Pierre "Pig's Eye" Parrant, a retired fur trader-turned-bootlegger who irritated officials, set up his tavern, the Pig's Eye, near present-day Lambert's Landing. By the early 1840s, the community had become important as a trading center and a destination for settlers heading west. Locals called Pig's Eye Landing after Parrant's popular tavern. In 1841, Father Lucien Galtier was sent to minister to the Catholic French Canadians and established a chapel, named for his favorite saint, Paul the Apostle, on the bluffs above Lambert's Landing. Galtier intended for the settlement to adopt the name Saint Paul in honor of the new chapel. In 1847, a New York educator named Harriet Bishop moved to the area and opened the city's first school; the Minnesota Territory was formalized in Saint Paul named as its capital. In 1857, the territorial legislature voted to move the capital to Saint Peter. However, Joe Rolette, a territorial legislator, stole the physical text of the approved bill and went into hiding, thus preventing the move.

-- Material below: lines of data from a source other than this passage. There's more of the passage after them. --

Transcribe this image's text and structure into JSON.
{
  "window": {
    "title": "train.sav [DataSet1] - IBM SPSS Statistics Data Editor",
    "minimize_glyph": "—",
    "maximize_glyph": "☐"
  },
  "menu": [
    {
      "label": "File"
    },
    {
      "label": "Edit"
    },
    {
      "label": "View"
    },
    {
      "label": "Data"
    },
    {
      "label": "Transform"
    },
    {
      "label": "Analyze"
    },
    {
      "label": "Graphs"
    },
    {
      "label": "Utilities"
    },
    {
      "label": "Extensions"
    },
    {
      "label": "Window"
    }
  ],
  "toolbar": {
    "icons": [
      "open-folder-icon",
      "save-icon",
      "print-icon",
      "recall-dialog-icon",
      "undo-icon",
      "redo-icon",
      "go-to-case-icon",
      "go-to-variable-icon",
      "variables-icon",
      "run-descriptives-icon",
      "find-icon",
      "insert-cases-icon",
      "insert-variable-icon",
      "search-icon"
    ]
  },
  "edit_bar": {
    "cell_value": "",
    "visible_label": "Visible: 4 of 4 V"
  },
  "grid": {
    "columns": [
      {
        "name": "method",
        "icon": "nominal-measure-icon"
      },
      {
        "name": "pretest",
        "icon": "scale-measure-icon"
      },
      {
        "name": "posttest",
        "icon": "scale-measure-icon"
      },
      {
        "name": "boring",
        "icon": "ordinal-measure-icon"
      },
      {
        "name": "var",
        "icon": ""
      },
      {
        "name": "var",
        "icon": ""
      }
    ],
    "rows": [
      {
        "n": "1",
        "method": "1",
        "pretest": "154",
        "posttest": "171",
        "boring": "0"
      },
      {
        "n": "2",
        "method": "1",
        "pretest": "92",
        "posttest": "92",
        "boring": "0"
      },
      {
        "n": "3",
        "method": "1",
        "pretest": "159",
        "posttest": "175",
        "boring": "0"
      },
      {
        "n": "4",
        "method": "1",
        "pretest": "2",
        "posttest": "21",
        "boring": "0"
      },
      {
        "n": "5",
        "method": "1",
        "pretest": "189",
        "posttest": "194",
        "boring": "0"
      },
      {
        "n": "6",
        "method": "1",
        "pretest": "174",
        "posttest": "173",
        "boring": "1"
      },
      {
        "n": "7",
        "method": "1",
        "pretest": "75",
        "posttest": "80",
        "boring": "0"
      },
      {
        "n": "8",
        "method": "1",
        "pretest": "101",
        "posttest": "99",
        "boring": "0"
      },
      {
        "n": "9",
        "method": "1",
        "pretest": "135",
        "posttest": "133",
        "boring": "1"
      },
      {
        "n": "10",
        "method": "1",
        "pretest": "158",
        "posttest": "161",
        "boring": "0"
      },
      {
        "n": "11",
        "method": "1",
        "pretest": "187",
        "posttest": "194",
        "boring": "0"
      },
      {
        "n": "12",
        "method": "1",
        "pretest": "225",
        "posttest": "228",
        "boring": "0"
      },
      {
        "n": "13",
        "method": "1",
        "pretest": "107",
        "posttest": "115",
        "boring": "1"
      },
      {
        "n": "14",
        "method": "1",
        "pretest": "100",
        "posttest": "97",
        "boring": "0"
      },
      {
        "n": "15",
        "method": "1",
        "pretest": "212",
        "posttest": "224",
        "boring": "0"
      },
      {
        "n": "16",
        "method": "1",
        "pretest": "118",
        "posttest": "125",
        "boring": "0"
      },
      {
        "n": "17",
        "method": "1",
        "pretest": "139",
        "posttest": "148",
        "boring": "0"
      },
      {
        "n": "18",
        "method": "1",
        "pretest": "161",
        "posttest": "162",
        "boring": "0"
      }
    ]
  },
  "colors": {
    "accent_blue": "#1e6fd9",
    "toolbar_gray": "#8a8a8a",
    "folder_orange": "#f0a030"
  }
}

On May 11, 1858, Minnesota was admitted to the union as the thirty-second state, with Saint Paul as the capital. That year, more than 1,000 steamboats were in service at Saint Paul, making the city a gateway for settlers to the Minnesota frontier or Dakota Territory. Natural geography was a primary reason; the area was the last accessible point to unload boats coming upriver due to the Mississippi River Valley's stone bluffs. During this period, Saint Paul was called "The Last City of the East." Industrialist James J. Hill constructed and expanded his network of railways into the Great Northern Railway and Northern Pacific Railway, which were headquartered in Saint Paul. Today they are collectively part of the BNSF Railway. On August 20, 1904, severe thunderstorms and tornadoes damaged hundreds of downtown buildings, causing USD $1.78 million in damages to the city and ripping spans from the High Bridge. In the 1960s, during urban renewal, Saint Paul razed western neighborhoods close to downtown.
The city contended with the creation of the interstate freeway system in a built landscape. From 1959 to 1961, the western Rondo Neighborhood was demolished by the construction of Interstate 94, which brought attention to racial segregation and unequal housing in northern cities; the annual